-- Records provided follows --

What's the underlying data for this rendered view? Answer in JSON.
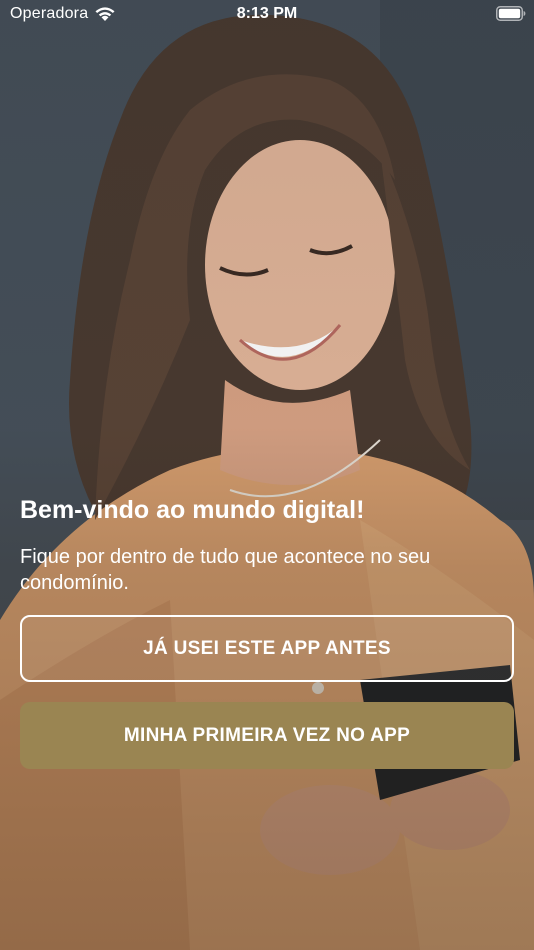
{
  "status_bar": {
    "carrier": "Operadora",
    "time": "8:13 PM",
    "icons": [
      "wifi-icon",
      "battery-icon"
    ]
  },
  "background": {
    "icon": "photo-woman-using-phone"
  },
  "welcome": {
    "title": "Bem-vindo ao mundo digital!",
    "subtitle": "Fique por dentro de tudo que acontece no seu condomínio."
  },
  "actions": {
    "returning_label": "JÁ USEI ESTE APP ANTES",
    "first_time_label": "MINHA PRIMEIRA VEZ NO APP"
  },
  "colors": {
    "primary_button": "#9a8552",
    "text": "#ffffff"
  }
}
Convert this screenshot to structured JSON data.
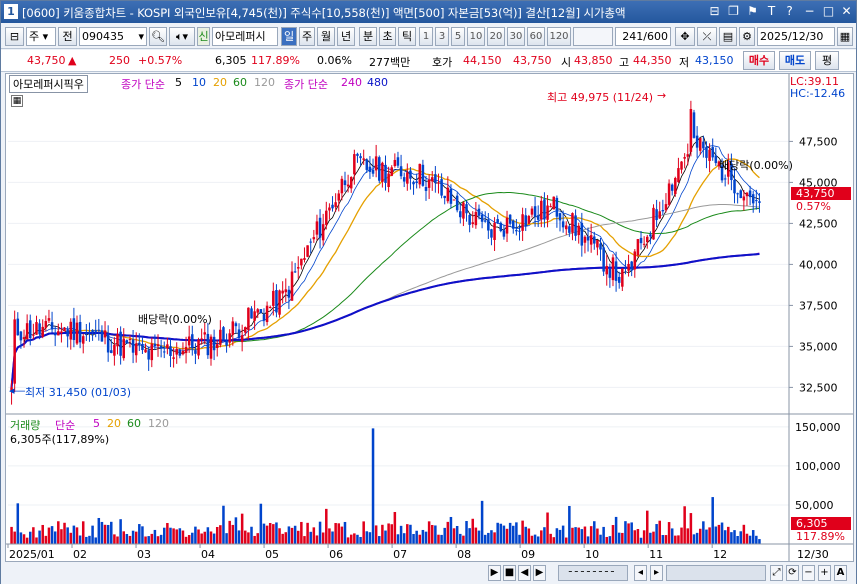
{
  "titlebar": {
    "window_number": "1",
    "title": "[0600] 키움종합차트 - KOSPI 외국인보유[4,745(천)] 주식수[10,558(천)] 액면[500] 자본금[53(억)] 결산[12월] 시가총액",
    "controls": [
      "⊟",
      "❐",
      "⚑",
      "T",
      "?",
      "−",
      "□",
      "✕"
    ]
  },
  "toolbar": {
    "market": "주",
    "all": "전",
    "code": "090435",
    "new_label": "신",
    "stock_name": "아모레퍼시",
    "period_tabs": [
      "일",
      "주",
      "월",
      "년",
      "분",
      "초",
      "틱"
    ],
    "active_period": "일",
    "intervals": [
      "1",
      "3",
      "5",
      "10",
      "20",
      "30",
      "60",
      "120"
    ],
    "count": "241",
    "count_total": "/600",
    "date": "2025/12/30"
  },
  "quote": {
    "price": "43,750",
    "arrow": "▲",
    "change": "250",
    "change_pct": "+0.57%",
    "volume": "6,305",
    "volume_ratio": "117.89%",
    "turnover": "0.06%",
    "amount": "277백만",
    "ask_label": "호가",
    "ask1": "44,150",
    "ask2": "43,750",
    "open_label": "시",
    "open": "43,850",
    "high_label": "고",
    "high": "44,350",
    "low_label": "저",
    "low": "43,150",
    "buy": "매수",
    "sell": "매도",
    "eval": "평"
  },
  "price_panel": {
    "stock_tag": "아모레퍼시픽우",
    "ma_label": "종가 단순",
    "ma_periods": [
      "5",
      "10",
      "20",
      "60",
      "120"
    ],
    "ma_label2": "종가 단순",
    "ma_periods2": [
      "240",
      "480"
    ],
    "lc": "LC:39.11",
    "hc": "HC:-12.46",
    "high_note": "최고 49,975 (11/24)",
    "low_note": "최저 31,450 (01/03)",
    "div_note1": "배당락(0.00%)",
    "div_note2": "배당락(0.00%)",
    "last_price": "43,750",
    "last_pct": "0.57%",
    "y_ticks": [
      "47,500",
      "45,000",
      "42,500",
      "40,000",
      "37,500",
      "35,000",
      "32,500"
    ]
  },
  "volume_panel": {
    "label": "거래량",
    "ma_label": "단순",
    "ma_periods": [
      "5",
      "20",
      "60",
      "120"
    ],
    "value_text": "6,305주(117,89%)",
    "y_ticks": [
      "150,000",
      "100,000",
      "50,000"
    ],
    "last_volume": "6,305",
    "last_pct": "117.89%"
  },
  "x_axis": {
    "labels": [
      "2025/01",
      "02",
      "03",
      "04",
      "05",
      "06",
      "07",
      "08",
      "09",
      "10",
      "11",
      "12"
    ],
    "end_label": "12/30"
  },
  "colors": {
    "up": "#e0001b",
    "down": "#0044cc",
    "ma5": "#000000",
    "ma10": "#0044cc",
    "ma20": "#e5a000",
    "ma60": "#1a8a1a",
    "ma120": "#9a9a9a",
    "ma240": "#c000c0",
    "ma480": "#0a14c8"
  },
  "chart_data": {
    "type": "candlestick",
    "price_range": [
      31000,
      51000
    ],
    "volume_range": [
      0,
      160000
    ],
    "months": [
      "2025/01",
      "02",
      "03",
      "04",
      "05",
      "06",
      "07",
      "08",
      "09",
      "10",
      "11",
      "12"
    ],
    "monthly_closes_approx": [
      36000,
      36000,
      34500,
      35300,
      38000,
      46000,
      45500,
      42000,
      43500,
      39000,
      47500,
      43750
    ],
    "high": {
      "value": 49975,
      "date": "11/24"
    },
    "low": {
      "value": 31450,
      "date": "01/03"
    },
    "last": {
      "close": 43750,
      "open": 43850,
      "high": 44350,
      "low": 43150,
      "volume": 6305
    }
  }
}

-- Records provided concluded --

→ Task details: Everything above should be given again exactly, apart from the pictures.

→ Response to the exercise:
What's the underlying data for this rendered view? Answer in JSON.
{
  "status_bar": {
    "carrier": "Operadora",
    "time": "8:13 PM",
    "icons": [
      "wifi-icon",
      "battery-icon"
    ]
  },
  "background": {
    "icon": "photo-woman-using-phone"
  },
  "welcome": {
    "title": "Bem-vindo ao mundo digital!",
    "subtitle": "Fique por dentro de tudo que acontece no seu condomínio."
  },
  "actions": {
    "returning_label": "JÁ USEI ESTE APP ANTES",
    "first_time_label": "MINHA PRIMEIRA VEZ NO APP"
  },
  "colors": {
    "primary_button": "#9a8552",
    "text": "#ffffff"
  }
}
Convert this screenshot to structured JSON data.
{
  "titlebar": {
    "window_number": "1",
    "title": "[0600] 키움종합차트 - KOSPI 외국인보유[4,745(천)] 주식수[10,558(천)] 액면[500] 자본금[53(억)] 결산[12월] 시가총액",
    "controls": [
      "⊟",
      "❐",
      "⚑",
      "T",
      "?",
      "−",
      "□",
      "✕"
    ]
  },
  "toolbar": {
    "market": "주",
    "all": "전",
    "code": "090435",
    "new_label": "신",
    "stock_name": "아모레퍼시",
    "period_tabs": [
      "일",
      "주",
      "월",
      "년",
      "분",
      "초",
      "틱"
    ],
    "active_period": "일",
    "intervals": [
      "1",
      "3",
      "5",
      "10",
      "20",
      "30",
      "60",
      "120"
    ],
    "count": "241",
    "count_total": "/600",
    "date": "2025/12/30"
  },
  "quote": {
    "price": "43,750",
    "arrow": "▲",
    "change": "250",
    "change_pct": "+0.57%",
    "volume": "6,305",
    "volume_ratio": "117.89%",
    "turnover": "0.06%",
    "amount": "277백만",
    "ask_label": "호가",
    "ask1": "44,150",
    "ask2": "43,750",
    "open_label": "시",
    "open": "43,850",
    "high_label": "고",
    "high": "44,350",
    "low_label": "저",
    "low": "43,150",
    "buy": "매수",
    "sell": "매도",
    "eval": "평"
  },
  "price_panel": {
    "stock_tag": "아모레퍼시픽우",
    "ma_label": "종가 단순",
    "ma_periods": [
      "5",
      "10",
      "20",
      "60",
      "120"
    ],
    "ma_label2": "종가 단순",
    "ma_periods2": [
      "240",
      "480"
    ],
    "lc": "LC:39.11",
    "hc": "HC:-12.46",
    "high_note": "최고 49,975 (11/24)",
    "low_note": "최저 31,450 (01/03)",
    "div_note1": "배당락(0.00%)",
    "div_note2": "배당락(0.00%)",
    "last_price": "43,750",
    "last_pct": "0.57%",
    "y_ticks": [
      "47,500",
      "45,000",
      "42,500",
      "40,000",
      "37,500",
      "35,000",
      "32,500"
    ]
  },
  "volume_panel": {
    "label": "거래량",
    "ma_label": "단순",
    "ma_periods": [
      "5",
      "20",
      "60",
      "120"
    ],
    "value_text": "6,305주(117,89%)",
    "y_ticks": [
      "150,000",
      "100,000",
      "50,000"
    ],
    "last_volume": "6,305",
    "last_pct": "117.89%"
  },
  "x_axis": {
    "labels": [
      "2025/01",
      "02",
      "03",
      "04",
      "05",
      "06",
      "07",
      "08",
      "09",
      "10",
      "11",
      "12"
    ],
    "end_label": "12/30"
  },
  "colors": {
    "up": "#e0001b",
    "down": "#0044cc",
    "ma5": "#000000",
    "ma10": "#0044cc",
    "ma20": "#e5a000",
    "ma60": "#1a8a1a",
    "ma120": "#9a9a9a",
    "ma240": "#c000c0",
    "ma480": "#0a14c8"
  },
  "chart_data": {
    "type": "candlestick",
    "price_range": [
      31000,
      51000
    ],
    "volume_range": [
      0,
      160000
    ],
    "months": [
      "2025/01",
      "02",
      "03",
      "04",
      "05",
      "06",
      "07",
      "08",
      "09",
      "10",
      "11",
      "12"
    ],
    "monthly_closes_approx": [
      36000,
      36000,
      34500,
      35300,
      38000,
      46000,
      45500,
      42000,
      43500,
      39000,
      47500,
      43750
    ],
    "high": {
      "value": 49975,
      "date": "11/24"
    },
    "low": {
      "value": 31450,
      "date": "01/03"
    },
    "last": {
      "close": 43750,
      "open": 43850,
      "high": 44350,
      "low": 43150,
      "volume": 6305
    }
  }
}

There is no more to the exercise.